It's always the rookies. They could take less money and be in camp the first day if they truly wanted to.
yes, but the agents will say "just wait, you're worth more, make them pay you what you're worth", and the players, having never dealt with an agent before, will likely go with what he says.
And the agents are right, these players may never get another payday, I wouldn't settle for less than my market value. Get everything you can.
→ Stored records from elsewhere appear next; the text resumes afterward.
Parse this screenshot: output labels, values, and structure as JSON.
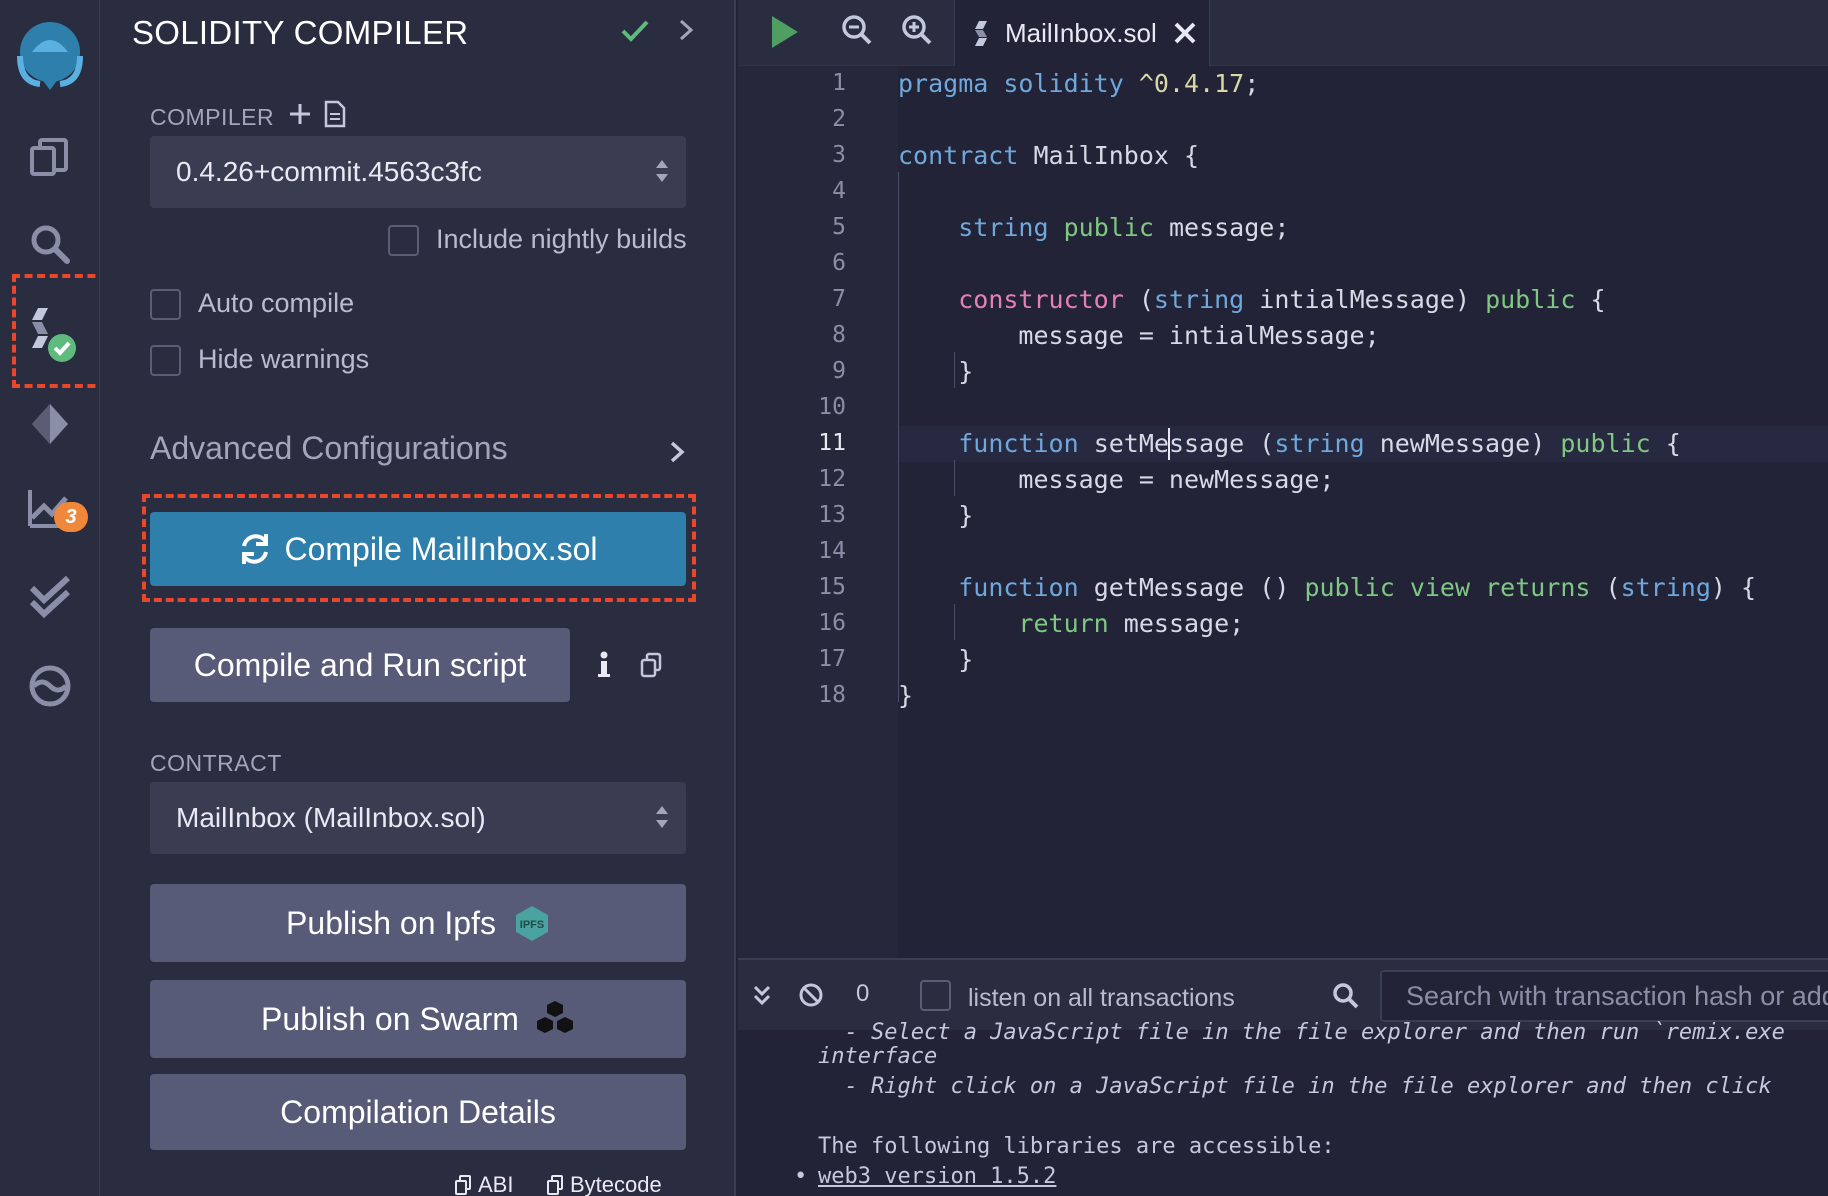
{
  "panel": {
    "title": "SOLIDITY COMPILER",
    "compiler_label": "COMPILER",
    "compiler_version": "0.4.26+commit.4563c3fc",
    "nightly_label": "Include nightly builds",
    "auto_compile_label": "Auto compile",
    "hide_warnings_label": "Hide warnings",
    "advanced_label": "Advanced Configurations",
    "compile_button": "Compile MailInbox.sol",
    "run_script_button": "Compile and Run script",
    "contract_label": "CONTRACT",
    "contract_value": "MailInbox (MailInbox.sol)",
    "ipfs_button": "Publish on Ipfs",
    "ipfs_logo_text": "IPFS",
    "swarm_button": "Publish on Swarm",
    "details_button": "Compilation Details",
    "abi_link": "ABI",
    "bytecode_link": "Bytecode"
  },
  "rail": {
    "analysis_badge": "3"
  },
  "editor": {
    "tab_name": "MailInbox.sol",
    "line_numbers": [
      "1",
      "2",
      "3",
      "4",
      "5",
      "6",
      "7",
      "8",
      "9",
      "10",
      "11",
      "12",
      "13",
      "14",
      "15",
      "16",
      "17",
      "18"
    ]
  },
  "terminal": {
    "pending_count": "0",
    "listen_label": "listen on all transactions",
    "search_placeholder": "Search with transaction hash or address",
    "lines": [
      "  - Select a JavaScript file in the file explorer and then run `remix.exe",
      "interface",
      "  - Right click on a JavaScript file in the file explorer and then click",
      "The following libraries are accessible:",
      "web3 version 1.5.2"
    ]
  },
  "colors": {
    "accent": "#2f7fad",
    "highlight": "#e8472c",
    "success": "#5fba7d",
    "badge": "#f0883b"
  }
}
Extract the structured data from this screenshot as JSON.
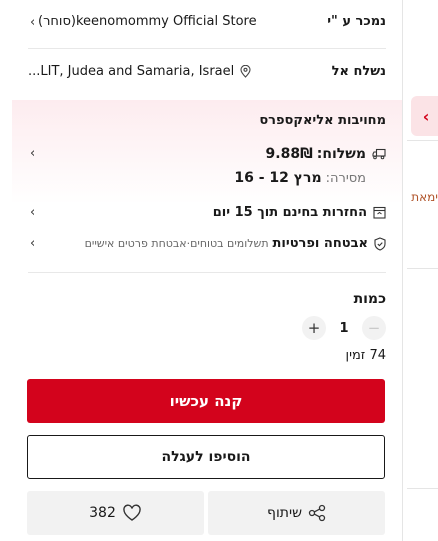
{
  "seller": {
    "label": "נמכר ע \"י",
    "value": "keenomommy Official Store(סוחר)"
  },
  "ship_to": {
    "label": "נשלח אל",
    "value": "...LIT, Judea and Samaria, Israel"
  },
  "commitment": {
    "title": "מחויבות אליאקספרס"
  },
  "shipping": {
    "label": "משלוח:",
    "price": "9.88₪",
    "delivery_label": "מסירה:",
    "delivery_dates": "מרץ 12 - 16"
  },
  "returns": {
    "text": "החזרות בחינם תוך 15 יום"
  },
  "security": {
    "title": "אבטחה ופרטיות",
    "detail": "תשלומים בטוחים·אבטחת פרטים אישיים"
  },
  "quantity": {
    "label": "כמות",
    "value": "1",
    "available": "74 זמין"
  },
  "actions": {
    "buy_now": "קנה עכשיו",
    "add_to_cart": "הוסיפו לעגלה",
    "share": "שיתוף",
    "wishlist_count": "382"
  },
  "side": {
    "partial_text": "ימאת"
  }
}
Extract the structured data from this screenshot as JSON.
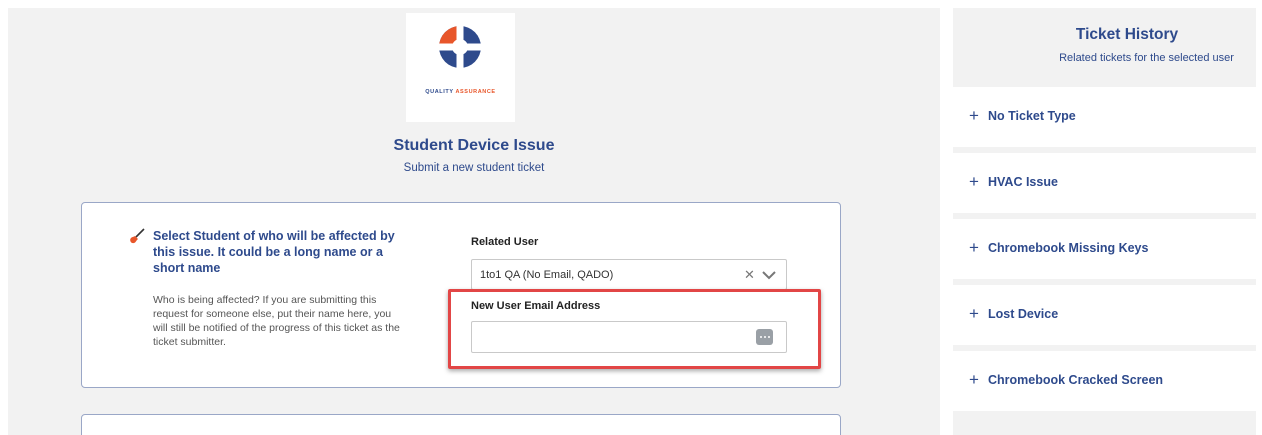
{
  "logo": {
    "text_main": "QUALITY",
    "text_accent": "ASSURANCE",
    "icon": "quality-assurance-logo",
    "colors": {
      "blue": "#2e4a8c",
      "orange": "#e8562a"
    }
  },
  "form": {
    "title": "Student Device Issue",
    "subtitle": "Submit a new student ticket",
    "question": {
      "icon": "guitar-icon",
      "title": "Select Student of who will be affected by this issue. It could be a long name or a short name",
      "description": "Who is being affected? If you are submitting this request for someone else, put their name here, you will still be notified of the progress of this ticket as the ticket submitter."
    },
    "related_user": {
      "label": "Related User",
      "value": "1to1 QA (No Email, QADO)",
      "clear_symbol": "✕"
    },
    "new_email": {
      "label": "New User Email Address",
      "value": "",
      "placeholder": ""
    }
  },
  "history": {
    "title": "Ticket History",
    "subtitle": "Related tickets for the selected user",
    "items": [
      {
        "label": "No Ticket Type"
      },
      {
        "label": "HVAC Issue"
      },
      {
        "label": "Chromebook Missing Keys"
      },
      {
        "label": "Lost Device"
      },
      {
        "label": "Chromebook Cracked Screen"
      }
    ],
    "expand_symbol": "+"
  },
  "colors": {
    "accent": "#2e4a8c",
    "highlight": "#e24646",
    "panel_bg": "#f2f2f2"
  }
}
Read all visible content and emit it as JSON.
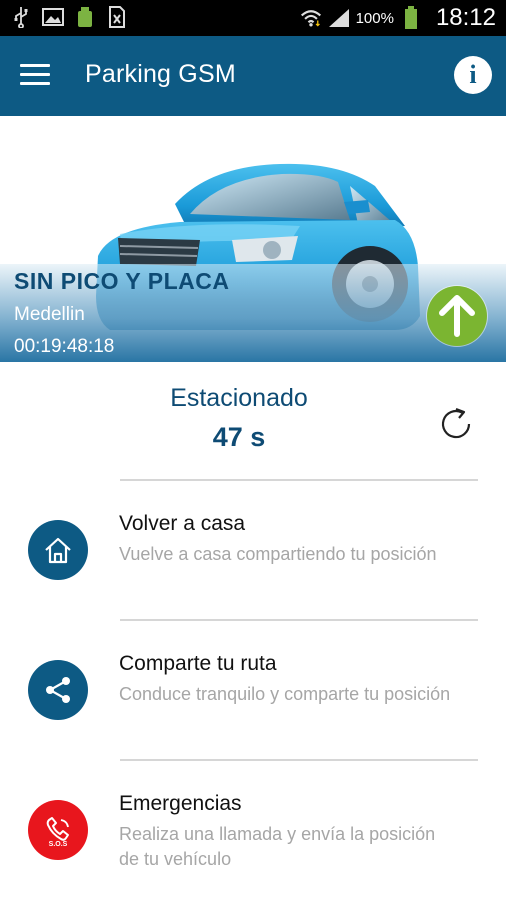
{
  "status_bar": {
    "battery": "100%",
    "time": "18:12",
    "icons": [
      "usb-icon",
      "image-icon",
      "android-icon",
      "sim-icon",
      "wifi-icon",
      "signal-icon",
      "battery-icon"
    ]
  },
  "app_bar": {
    "title": "Parking GSM",
    "menu_icon": "hamburger-menu-icon",
    "info_icon": "info-icon",
    "color": "#0d5a84"
  },
  "hero": {
    "plate_status": "SIN PICO Y PLACA",
    "city": "Medellin",
    "elapsed": "00:19:48:18",
    "action_icon": "arrow-up-icon",
    "action_color": "#7bb531"
  },
  "parking": {
    "status": "Estacionado",
    "time": "47 s",
    "refresh_icon": "refresh-icon"
  },
  "menu": [
    {
      "title": "Volver a casa",
      "subtitle": "Vuelve a casa compartiendo tu posición",
      "icon": "home-icon",
      "color": "#0d5a84"
    },
    {
      "title": "Comparte tu ruta",
      "subtitle": "Conduce tranquilo y comparte tu posición",
      "icon": "share-icon",
      "color": "#0d5a84"
    },
    {
      "title": "Emergencias",
      "subtitle": "Realiza una llamada y envía la posición de tu vehículo",
      "icon": "sos-phone-icon",
      "color": "#e8161d",
      "badge": "S.O.S"
    }
  ]
}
It goes both ways too, the team could just as easily pay the money and get them signed(NFL owners have more money than NFL rookies). If a team thinks a player will sign just to get to camp on time then they will low ball them, players have to be willing to miss camp or it will cost them money.
Always remember this is a business first and a game second.
Your point is correct, but there is another issue here.

The agent is paid by the player to be his representative.
The agent is duty bound to act in the best interest of that client only.
Not in the agent's best interest in being able to recruit players next year.
Not in the best interest of the agent's other players.
Not in the best interest of the other rookies around the league.

Once you get past about pick #10, the money value that a contract might change is relatively small.
So, for example, Brady Quinn held out for quite awhile and still ended up with a five-year contract worth $9.25 million (link).
That was pretty much right on what the slot called for.
The player right before Quinn (Reggie Nelson) got a five-year $9.55 million contract (link), and the player after him (Dwayne Bowe) got a five-year $9 million dollar contract (link).

The range there is about 5% of the value of the contract.
There's no reason to believe that holding out really helped Quinn at all, and certainly no more than a few hundred grand over five years.

On the other hand, missing all that camp time cost him the inside shot at the starting job, which has severely limited his playing time over the past couple years and could really hurt him when it comes time to sign his next contract.

I haven't seen any scientific study, but I think there are a lot of people (myself included) that think missing significant camp time hurts the individual player more than they gain anything from holding out.

The exception in my mind is those top ten players, where the range might be closer to $5 million that they are actually arguing over.